Taxila, they tell us, is about as big as Nineveh, and was fortified fairly well after the manner of Greek cities; and here was the royal residence of the personage who then ruled the empire of Porus. And they saw a Temple, in front of the wall, which was not far short of 100 feet in size, made of stone covered with stucco, and there was constructed within it a shrine, somewhat small as compared with the great size of the Temple which is surrounded with columns, but deserving of notice. For bronze tablets were nailed into each of its walls on which were engraved the exploits of Porus and Alexander.

— "Life of Appolonius of Tyana", Philostratus 2.16-20 [11]

Jandial DEdit

On another mound (Mound D),a little to the west of Jandial, foundations of another temple (Jandial D) which may have been built in the 2nd century BCE under the Greeks as well, were excavated in 1863-64.[21] The temple which has a plan very similar to Jandial had a large front porch measuring 58 feet. Between Jandial and Jandial D ran most probably the ancient high-road to Gandhara.[22]

SourcesEdit

  • "Notes on Ionic Architecture in the East" Benjamin Rowland, Jr., American Journal of Archaeology, Vol. 39, No. 4, pp. 489–496 Published by: Archaeological Institute of America [12]

External linksEdit

ReferencesEdit

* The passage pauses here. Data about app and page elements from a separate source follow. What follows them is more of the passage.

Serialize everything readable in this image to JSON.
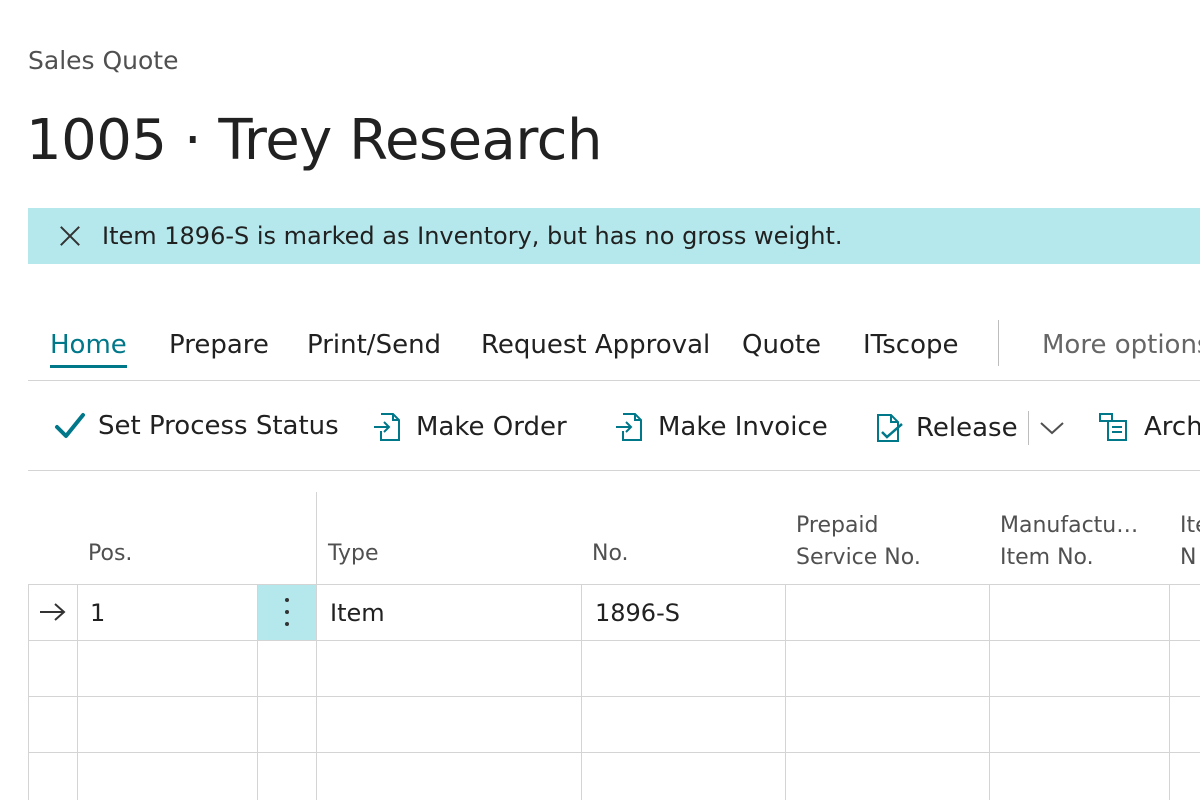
{
  "page": {
    "caption": "Sales Quote",
    "title": "1005 · Trey Research"
  },
  "notification": {
    "message": "Item 1896-S is marked as Inventory, but has no gross weight.",
    "close_icon": "close-icon"
  },
  "tabs": [
    {
      "label": "Home",
      "active": true
    },
    {
      "label": "Prepare"
    },
    {
      "label": "Print/Send"
    },
    {
      "label": "Request Approval"
    },
    {
      "label": "Quote"
    },
    {
      "label": "ITscope"
    }
  ],
  "more_options": "More options",
  "actions": [
    {
      "label": "Set Process Status",
      "icon": "checkmark-icon"
    },
    {
      "label": "Make Order",
      "icon": "make-order-icon"
    },
    {
      "label": "Make Invoice",
      "icon": "make-invoice-icon"
    },
    {
      "label": "Release",
      "icon": "release-icon"
    },
    {
      "label": "Archi",
      "icon": "archive-icon"
    }
  ],
  "table": {
    "columns": {
      "pos": "Pos.",
      "type": "Type",
      "no": "No.",
      "prepaid_1": "Prepaid",
      "prepaid_2": "Service No.",
      "manuf_1": "Manufactu…",
      "manuf_2": "Item No.",
      "item_1": "Ite",
      "item_2": "N"
    },
    "rows": [
      {
        "pos": "1",
        "type": "Item",
        "no": "1896-S"
      }
    ]
  },
  "colors": {
    "accent": "#00788a",
    "banner_bg": "#b4e8ec"
  }
}
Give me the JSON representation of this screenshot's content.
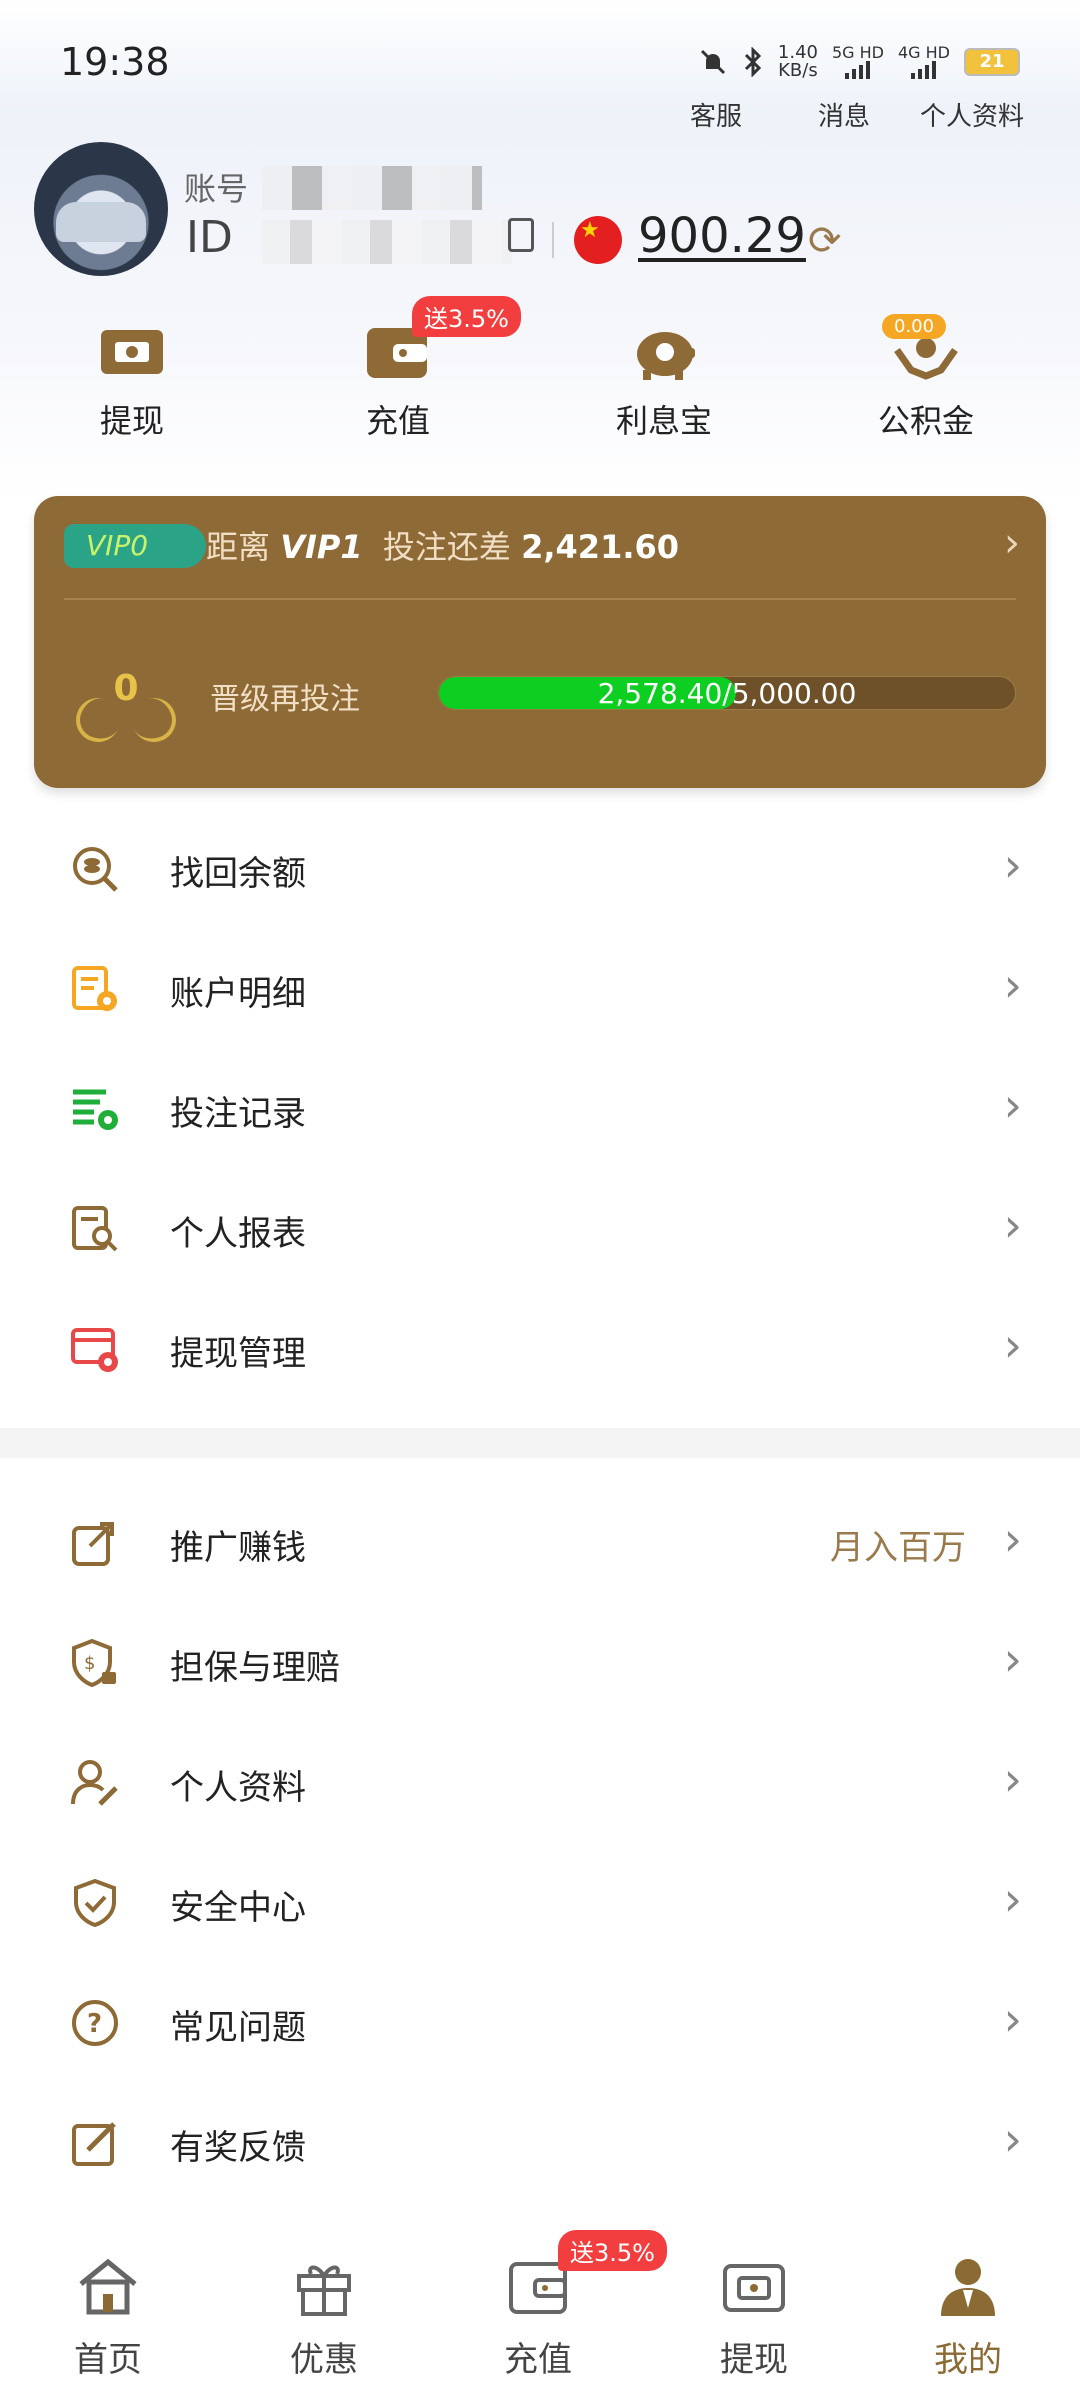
{
  "status": {
    "time": "19:38",
    "speed": "1.40",
    "speed_unit": "KB/s",
    "net1": "5G HD",
    "net2": "4G HD",
    "battery": "21"
  },
  "top_links": {
    "service": "客服",
    "messages": "消息",
    "profile": "个人资料"
  },
  "profile": {
    "account_label": "账号",
    "id_label": "ID",
    "balance": "900.29"
  },
  "quick_actions": [
    {
      "label": "提现",
      "icon": "ticket-icon"
    },
    {
      "label": "充值",
      "icon": "wallet-icon",
      "badge": "送3.5%"
    },
    {
      "label": "利息宝",
      "icon": "piggy-bank-icon"
    },
    {
      "label": "公积金",
      "icon": "hands-coin-icon",
      "badge": "0.00"
    }
  ],
  "vip": {
    "badge": "VIP0",
    "distance_prefix": "距离",
    "next_level": "VIP1",
    "bet_gap_label": "投注还差",
    "bet_gap_amount": "2,421.60",
    "level_number": "0",
    "upgrade_label": "晋级再投注",
    "progress_text": "2,578.40/5,000.00",
    "progress_fraction": 0.5157
  },
  "menu_group_1": [
    {
      "label": "找回余额",
      "icon": "coin-search-icon"
    },
    {
      "label": "账户明细",
      "icon": "account-detail-icon"
    },
    {
      "label": "投注记录",
      "icon": "bet-record-icon"
    },
    {
      "label": "个人报表",
      "icon": "report-search-icon"
    },
    {
      "label": "提现管理",
      "icon": "withdraw-settings-icon"
    }
  ],
  "menu_group_2": [
    {
      "label": "推广赚钱",
      "icon": "share-icon",
      "extra": "月入百万"
    },
    {
      "label": "担保与理赔",
      "icon": "shield-dollar-icon"
    },
    {
      "label": "个人资料",
      "icon": "user-edit-icon"
    },
    {
      "label": "安全中心",
      "icon": "shield-check-icon"
    },
    {
      "label": "常见问题",
      "icon": "question-icon"
    },
    {
      "label": "有奖反馈",
      "icon": "edit-icon"
    }
  ],
  "tabbar": [
    {
      "label": "首页",
      "icon": "home-icon"
    },
    {
      "label": "优惠",
      "icon": "gift-icon"
    },
    {
      "label": "充值",
      "icon": "wallet-icon",
      "badge": "送3.5%"
    },
    {
      "label": "提现",
      "icon": "ticket-icon"
    },
    {
      "label": "我的",
      "icon": "person-icon",
      "active": true
    }
  ],
  "colors": {
    "brand_brown": "#8e6a37",
    "accent_brown": "#9a7a4c",
    "progress_green": "#0ccf22",
    "badge_red": "#f23e3e",
    "badge_orange": "#f5a623"
  }
}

  1. ^ "The Hellenistic Settlements in the East from Armenia and Mesopotamia to Bactria and India" Getzel M. Cohen, Univ of California Press, 2013, p.327 [1]
  2. ^ "The Dynastic Arts of the Kushans", John M. Rosenfield, University of California Press, 1 janv. 1967 p.129 [2]
  3. ^ "The Hellenistic Settlements in the East from Armenia and Mesopotamia to Bactria and India" Getzel M. Cohen, Univ of California Press, 2013, p.327 [3]
  4. ^ Rowland, p.492
  5. ^ "The Hellenistic Settlements in the East from Armenia and Mesopotamia to Bactria and India" Getzel M. Cohen, Univ of California Press, 2013, p.327 [4]
  6. ^ "The Grandeur of Gandhara: The Ancient Buddhist Civilization of the Swat, Peshawar, Kabul and Indus Valleys" Rafi U. Samad, Algora Publishing, 2011 p.62 [5]
  7. ^ "Papers on the Date of Kaniṣka" Arthur Llewellyn Basham, Brill Archive, 1969, p.23 [6]
  8. ^ Rowland, p.495
  9. ^ Rowland, p.496
  10. ^ Rowland, p.492
  11. ^ Rowland, p.493
  12. ^ "The Grandeur of Gandhara: The Ancient Buddhist Civilization of the Swat, Peshawar, Kabul and Indus Valleys" Rafi U. Samad, Algora Publishing, 2011 p.62 [7]
  13. ^ "Papers on the Date of Kaniṣka" Arthur Llewellyn Basham, Brill Archive, 1969, p.23 [8]
  14. ^ "The Grandeur of Gandhara: The Ancient Buddhist Civilization of the Swat, Peshawar, Kabul and Indus Valleys" Rafi U. Samad, Algora Publishing, 2011 p.62 [9]
  15. ^ Rowland, p.491
  16. ^ "The Hellenistic Settlements in the East from Armenia and Mesopotamia to Bactria and India" Getzel M. Cohen, Univ of California Press, 2013, p.327 [10]
  17. ^ Rowland, p.493
  18. ^ Rowland, p.495
  19. ^ Rowland, 494
  20. ^ Rowland, p.494
  21. ^ Sir John Marshall: A Guide to Taxila, p.89. Cambridge 1960
  22. ^ Sir John Marshall: A Guide to Taxila, p.85. Cambridge 1960